Late last autumn, I began a foolish task: writing about the greatest uses of rhythm in dubstep. There are several reasons why. Obviously dubstep's become a bit rhythmically stagnant of late, especially in the core of its club-orientated producers.
But more than that, as a producer I've always loved the science, or moreover dark black art, of programming beats, extracting the groove from the grid. Explaining why certain tracks stand out seemed like fun, not least when so much music blogging these days seems to be about taking tangential references from track names and implying/fabricating layers of narrative bolted into larger pre-formed philosophical/political agendas.
Recently I realised what a foolishly large task it was, so I've broken it into pieces. Here's the first of many (hopefully): the greatest rhythms in dubstep.
Hold the front page - music-blogger-in-actually-talking-about-the-music shocker.
To call Wookie "dubstep" is to do him a disservice, but equally by "Far East" (circa 2001/2) it was more than just the UKG scene that had accepted him and got played regularly at the Velvet Rooms era of Forward>>. But this dark garage roller is as proto dubstep as they come. Also finding favour with breakbeat garage DJs, it's beats were smarter, more detailed and more dread than the Bingo rollouts that surrounded it at that time.
Take for instance the drop on "Far East." Every other drop known to DJ-kind has been a whole integers of bars; "Far East's" is a fraction or quite possibly a decimal. It slams in like a sucker punch: DJs who mix over the drop beware.
Being needlessly contrary with your beats is easy: anyone could program a dubstep track in 7 bar cycles or in 78/3 time signature. It's getting away with it which is hard. By getting away with it, this means: does the track still retain some sense of groove, however abstract?
And therein lies the glorious challenge of drum programming and a theme that will return in all of these pieces: you have confines - somewhere between predictable bore and unlistenable freakout - in which to work, can you find an untried variant?
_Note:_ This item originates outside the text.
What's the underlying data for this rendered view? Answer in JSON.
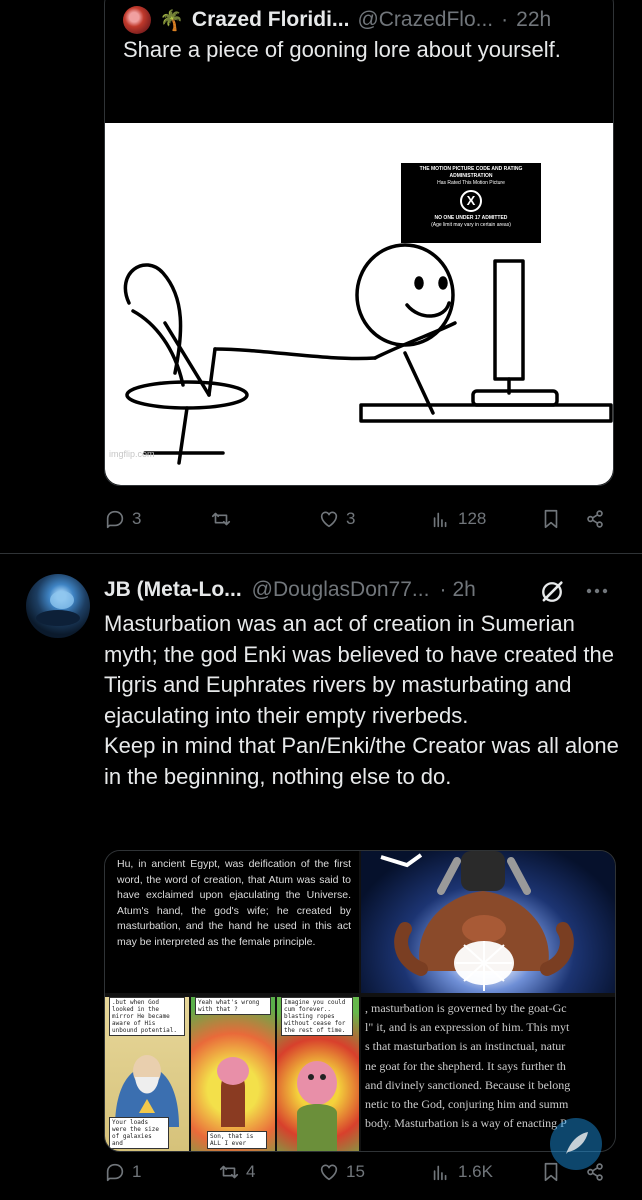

But back to "Far East." It's other great joy is something which is found on many Wookie tracks of this era. It's the timbre of the hits he uses. Somehow, where ever they're sampled from, they seem to have picked up a gritty, dirty feel to them that makes them feel raw and organic. So the greatness of the drum sounds here aren't just thanks where they're placed, with exquisite neat fills and dense variants on a 2step groove, but the sound of the sounds. Wookie: he cracked the rhythmic puzzle. He's a don.